This case study demonstrates that pro-reform actors need to develop diverse capacities, strategies, and approaches in order to navigate what is often a weak accountability ecosystem.
- Budgets that Exclude: The Struggle for Decent sanitation in South Africa’s Informal Settlements (Case Study, November 2017)
- Without a Will, Is There a Way? Kenya’s Uneven Journey to Budget Accountability (Case Study, November 2017)
- Dancing with the System: Samarthan’s Efforts to Strengthen Accountability in Rural India (Case Study, November 2017)
September 2017 | By International Budget Partnership South Africa
Governments often experience social audits as a challenge to their authority. As a result social audits often push government, the people and civil society further apart.

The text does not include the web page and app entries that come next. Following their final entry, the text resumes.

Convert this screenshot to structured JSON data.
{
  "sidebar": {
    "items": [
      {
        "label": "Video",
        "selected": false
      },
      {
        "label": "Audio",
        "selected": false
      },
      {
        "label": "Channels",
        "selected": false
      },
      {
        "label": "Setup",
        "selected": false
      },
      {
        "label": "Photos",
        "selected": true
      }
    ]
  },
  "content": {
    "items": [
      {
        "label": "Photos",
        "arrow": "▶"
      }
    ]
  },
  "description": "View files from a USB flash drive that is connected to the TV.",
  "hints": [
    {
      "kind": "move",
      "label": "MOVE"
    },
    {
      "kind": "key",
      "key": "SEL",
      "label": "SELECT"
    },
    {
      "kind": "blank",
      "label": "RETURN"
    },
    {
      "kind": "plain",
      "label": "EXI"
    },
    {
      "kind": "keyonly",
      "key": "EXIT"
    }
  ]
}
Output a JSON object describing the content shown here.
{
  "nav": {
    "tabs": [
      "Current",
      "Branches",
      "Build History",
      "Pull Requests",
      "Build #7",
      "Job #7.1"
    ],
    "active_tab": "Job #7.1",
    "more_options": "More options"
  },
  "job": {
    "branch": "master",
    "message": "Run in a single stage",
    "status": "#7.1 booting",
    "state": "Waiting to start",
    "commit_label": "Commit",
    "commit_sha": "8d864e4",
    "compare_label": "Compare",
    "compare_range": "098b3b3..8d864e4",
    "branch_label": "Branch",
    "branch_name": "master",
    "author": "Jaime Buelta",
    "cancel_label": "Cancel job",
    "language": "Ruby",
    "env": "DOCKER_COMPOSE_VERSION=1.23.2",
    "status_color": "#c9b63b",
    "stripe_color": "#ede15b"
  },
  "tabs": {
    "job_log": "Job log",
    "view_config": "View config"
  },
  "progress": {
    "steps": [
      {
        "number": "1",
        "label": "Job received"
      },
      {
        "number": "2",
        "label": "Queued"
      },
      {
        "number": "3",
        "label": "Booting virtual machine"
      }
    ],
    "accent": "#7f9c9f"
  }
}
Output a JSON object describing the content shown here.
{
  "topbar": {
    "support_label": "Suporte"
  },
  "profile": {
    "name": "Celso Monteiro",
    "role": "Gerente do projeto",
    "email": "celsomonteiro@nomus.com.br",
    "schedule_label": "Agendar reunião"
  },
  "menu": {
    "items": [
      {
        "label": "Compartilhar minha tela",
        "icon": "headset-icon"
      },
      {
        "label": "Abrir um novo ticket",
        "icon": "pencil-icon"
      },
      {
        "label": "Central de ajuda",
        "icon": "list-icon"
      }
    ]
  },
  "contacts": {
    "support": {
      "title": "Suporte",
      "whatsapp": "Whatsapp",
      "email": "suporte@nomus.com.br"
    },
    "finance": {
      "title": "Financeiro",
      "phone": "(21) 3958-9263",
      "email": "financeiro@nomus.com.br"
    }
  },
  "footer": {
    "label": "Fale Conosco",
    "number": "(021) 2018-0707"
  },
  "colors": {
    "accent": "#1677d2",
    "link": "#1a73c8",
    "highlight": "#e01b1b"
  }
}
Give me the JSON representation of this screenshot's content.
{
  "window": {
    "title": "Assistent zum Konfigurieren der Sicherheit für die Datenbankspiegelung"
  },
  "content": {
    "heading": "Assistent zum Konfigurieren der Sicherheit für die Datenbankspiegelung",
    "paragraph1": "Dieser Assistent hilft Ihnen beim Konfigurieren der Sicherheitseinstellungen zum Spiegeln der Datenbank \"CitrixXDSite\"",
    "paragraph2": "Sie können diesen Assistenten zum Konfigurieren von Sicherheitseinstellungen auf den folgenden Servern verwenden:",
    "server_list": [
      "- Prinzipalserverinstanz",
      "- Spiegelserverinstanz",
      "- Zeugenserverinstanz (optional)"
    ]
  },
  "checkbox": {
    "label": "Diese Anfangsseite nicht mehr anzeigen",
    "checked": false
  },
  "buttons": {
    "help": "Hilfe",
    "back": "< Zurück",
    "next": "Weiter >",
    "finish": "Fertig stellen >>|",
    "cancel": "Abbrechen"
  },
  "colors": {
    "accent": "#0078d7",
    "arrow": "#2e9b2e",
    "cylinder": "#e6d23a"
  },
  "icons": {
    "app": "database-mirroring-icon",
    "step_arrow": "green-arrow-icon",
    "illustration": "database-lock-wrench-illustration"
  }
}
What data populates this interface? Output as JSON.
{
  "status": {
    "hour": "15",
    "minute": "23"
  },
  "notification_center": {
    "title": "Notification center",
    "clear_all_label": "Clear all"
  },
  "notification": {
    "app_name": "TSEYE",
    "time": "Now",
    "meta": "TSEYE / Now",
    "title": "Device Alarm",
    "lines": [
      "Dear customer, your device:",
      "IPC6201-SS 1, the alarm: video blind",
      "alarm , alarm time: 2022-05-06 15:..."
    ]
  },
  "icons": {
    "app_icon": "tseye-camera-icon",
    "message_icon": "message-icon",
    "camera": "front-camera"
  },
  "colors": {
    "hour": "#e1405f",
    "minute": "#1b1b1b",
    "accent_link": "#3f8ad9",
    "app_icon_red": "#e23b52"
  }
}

This short film tells the story of how residents, elected officials, administrators, and civil society organizations worked together to improve sanitation in Wattville, near Johannesburg in South Africa.
Work done by Planact, the Social Audit Network, IBP South Africa, and the government of Ekurhuleni led to faulty portable toilets being replaced, improved relationships between government and residents, and a commitment to scale up a collaborative approach to social accountability. Watch the video below, or click here to watch on YouTube.
Access to information is one of the biggest challenges organizations that try to engage in the budgets of local governments in South Africa face. Some of the key documents are not published and the formal access to information machinery seldom brings the desired results. For this project, IBP South Africa, Planact, and the Social Audit Network used a networking approach to access the information they needed. This graphic explains how they did it.
- Access to Information: Finding the Right Municipal Official (September 2017)
Building Power, Demanding Justice: The Story of Budget Work in the Social Justice Coalition’s Campaign for Decent Sanitation
July 2017 | by Dustin Kramer, Former Deputy General Secretary, Social Justice Coalition
The Social Justice Coalition (SJC) is a social movement from Cape Town, South Africa. Launched in 2008 as a loose coalition concerned with the underlying issues of inequality and poverty, today SJC has a core membership of informal settlement residents across Khayelitsha, Kraaifontein, Philippi, and Nyanga.
In 2009 SJC members consistently raised sanitation as a primary issue affecting safety in informal settlements. Sanitation had rarely been treated as either a political or safety issue, but SJC members shared stories of being attacked while using a toilet, walking long distances at night, and using the bush. Toilets came to symbolize the greater indignity and loss of life resulting from spatial segregation, inequality, and lack of housing and basic infrastructure.
SJC first started campaigning publicly on sanitation in 2010. In 2014, with support from the International Budget Partnership, SJC began using budget analysis and advocacy to support the broader advocacy campaign.
In this account and reflection, former SJC Deputy General Secretary Dustin Kramer discusses SJC’s use of budget work within a mass-based campaign, how the campaign unfolded, and the lessons learned.
- Building Power, Demanding Justice: The Story of Budget Work in the Social Justice Coalition’s Campaign for Decent Sanitation (July 2017)
- A Guide to Local Government Budget Advocacy in South Africa (April 2017)
- A Guide to Conducting Social Audits in South Africa (November 2015)